We research more than our fair share of furniture designers.
While many of these creators can legitimately claim to have shaped the industry, few can have had a bigger impact than Marcel Breuer.
He was, after all, responsible for both the first mass produced chair and the very first chair to be made from tubular steel.
Like most of the greats, Breuer was a renowned cabinetmaker and architect.
Unlike most of the greats, however, he enjoyed success as a furniture designer before making any real headway in the built environment.
Breuer himself acknowledged: “It is interesting that the modern furniture was promoted not by the professional furniture designers, but by architects.
He even used the royalties from one of his earliest and perhaps most important designs the, Wassily Chair, a radical reinterpretation of the ubiquitous club chair, to start his own practice in Berlin in the late 1920’s.
According to some of the commentary we’ve read, some of his best-loved buildings also have their design roots in furniture making.
We don’t claim to be qualified to talk about architecture but this wouldn’t surprise us given his schooling at the Bauhaus.
If you don’t know much about the Bauhaus, then you might want to spend some time looking into it (mainly because it’s fascinating).
The very top-line information you’ll need to get started is that this was a revolutionary institution that sought to disrupt the conventional view that design and art ought to be taught separately and as distinct entities.
The Bauhaus instead acknowledged and embraced the interconnectivity of a range of associated disciplines so that students would gain a more rounded, and ultimately more useful, education.
This is why Bauhaus students had an understanding of mass production techniques alongside a host of other technical skills.
It is also perhaps why the shape of the other landmark design in Breuer’s oeuvre, the Cesca Chair, heralded by many as the first mass produced design of its kind, is as eye-catching as it is efficient.
Interestingly enough, Breuer’s career (alongside a string of grizzly socio-political developments) brought him to London where he lived and worked alongside Jack Pritchard at the Isokon.
If you’re short of something to do when you’re in our capital, the building’s museum is well worth a visit.
While it is true to say that he is remembered mainly for his architectural endeavours in the USA (when you consider that his portfolio includes New York’s Whitney Museum and St John's Abbey Church in Minnesota, it’s hardly a surprise) he will always be thought of a furniture designer inside these walls.
To help you source your own Marcel Breuer pieces, we have answered the following FAQ’s about his output:
As ever, we hope that you’ll bear us in mind when you’re looking.
There is also a string of excellent dealers in the capital that may also be able to help you.
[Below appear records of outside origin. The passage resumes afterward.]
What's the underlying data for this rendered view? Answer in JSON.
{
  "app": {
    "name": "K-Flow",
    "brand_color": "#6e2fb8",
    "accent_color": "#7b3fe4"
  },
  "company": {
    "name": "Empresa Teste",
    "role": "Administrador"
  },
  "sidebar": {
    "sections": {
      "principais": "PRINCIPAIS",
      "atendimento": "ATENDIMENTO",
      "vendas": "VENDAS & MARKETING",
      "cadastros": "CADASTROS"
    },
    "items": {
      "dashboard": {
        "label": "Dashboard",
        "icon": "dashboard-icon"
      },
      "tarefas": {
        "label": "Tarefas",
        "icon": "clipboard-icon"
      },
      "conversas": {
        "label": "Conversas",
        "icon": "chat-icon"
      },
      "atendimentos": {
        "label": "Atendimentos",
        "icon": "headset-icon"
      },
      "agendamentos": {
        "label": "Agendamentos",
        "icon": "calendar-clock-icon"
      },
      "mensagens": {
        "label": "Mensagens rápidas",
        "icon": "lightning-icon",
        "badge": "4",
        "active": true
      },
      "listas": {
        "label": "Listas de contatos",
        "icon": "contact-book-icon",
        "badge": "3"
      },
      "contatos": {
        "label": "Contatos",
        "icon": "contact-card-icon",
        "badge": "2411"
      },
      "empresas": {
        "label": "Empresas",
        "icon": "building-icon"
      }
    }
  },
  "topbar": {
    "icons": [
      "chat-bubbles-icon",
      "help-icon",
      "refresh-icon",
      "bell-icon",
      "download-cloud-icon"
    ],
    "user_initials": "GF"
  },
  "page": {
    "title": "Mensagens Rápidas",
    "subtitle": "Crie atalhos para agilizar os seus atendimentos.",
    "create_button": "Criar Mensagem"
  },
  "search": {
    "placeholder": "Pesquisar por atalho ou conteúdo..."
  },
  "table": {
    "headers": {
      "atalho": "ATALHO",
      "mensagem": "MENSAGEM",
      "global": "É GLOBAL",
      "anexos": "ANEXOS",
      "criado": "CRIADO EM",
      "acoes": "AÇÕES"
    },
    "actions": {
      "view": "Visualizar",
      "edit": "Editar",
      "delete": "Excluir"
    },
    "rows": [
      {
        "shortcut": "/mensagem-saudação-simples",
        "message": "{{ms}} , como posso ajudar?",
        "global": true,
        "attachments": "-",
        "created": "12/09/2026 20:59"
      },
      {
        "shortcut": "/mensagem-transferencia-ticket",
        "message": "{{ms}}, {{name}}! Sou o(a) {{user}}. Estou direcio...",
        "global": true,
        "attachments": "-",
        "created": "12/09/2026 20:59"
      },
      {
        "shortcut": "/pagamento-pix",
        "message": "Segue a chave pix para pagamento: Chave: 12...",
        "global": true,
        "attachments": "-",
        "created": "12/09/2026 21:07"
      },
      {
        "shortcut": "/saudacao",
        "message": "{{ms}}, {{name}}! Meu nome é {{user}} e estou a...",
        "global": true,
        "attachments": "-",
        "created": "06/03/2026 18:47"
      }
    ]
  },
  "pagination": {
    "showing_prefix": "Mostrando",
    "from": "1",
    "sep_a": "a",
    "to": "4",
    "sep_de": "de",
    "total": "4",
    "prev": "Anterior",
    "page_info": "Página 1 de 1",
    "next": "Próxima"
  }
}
Check out our London guide to mid century furniture for more.
When and Where was Marcel Breuer Born?
Despite having a very French name, Breuer was born in Pesc, Hungary, in 1902.
He passed away in New York in 1981.
Where was Marcel Breuer Furniture Made?
Not an easy question to answer.
A lot of the early designs were produced in Italy, but the USA, the UK and Estonia also feature on the list.
Given his designs are still being made under license, it’s safe to assume this list will continue to grow.
What is Marcel Breuer Furniture Made From?
He is best known for his work with tubular steel but the same designs are more likely to be made with aluminium these days.
His Long Chair for Isokon was a plywood masterpiece, though.
You might also expect some leather and caning finishes, too.
How to Identify Marcel Breuer Furniture?
Much, much harder question to answer.
Nothing that has passed through our care has been stamped. There could never, however, be any debate over who designed them.
Some archival images we’ve seen show items that feature his signature, and any new pieces are likely to feature a maker’s mark.
In most instances, the best way to ensure authenticity is to check the dimensions against the original designs.
What was Marcel Breuer’s Most Famous Design?
As previously mentioned, there are only really three candidates here: the Wassily chair, the Long Chair and the Cesca chair.
The honours are likely to go to the Wassily, but the Cesca chair has probably proved more popular.
Is Marcel Breuer Furniture Valuable?
Very much so.
Original Marcel Breuer pieces can fetch thousands of pounds.
The same designs made today are similarly valuable.
Long story short, a Breuer piece is an investment not an expense.
How to Care for Marcel Breuer Furniture?
If you choose to go a different way, just make sure that whatever you use is natural and contains no solvents.
Wipe down mess and stains with a damp (not wet) cloth.
Upholstery work should always be carried out by a professional. Clean leather with a leather-specific detergent and always follow the instructions on the label.
For tubular steel or aluminium pieces, signs of rust can often be reduced by scrubbing the area with lime juice and wire wool.
Give these items a general clean with a damp cloth (you may also want to use a little dishwashing detergent).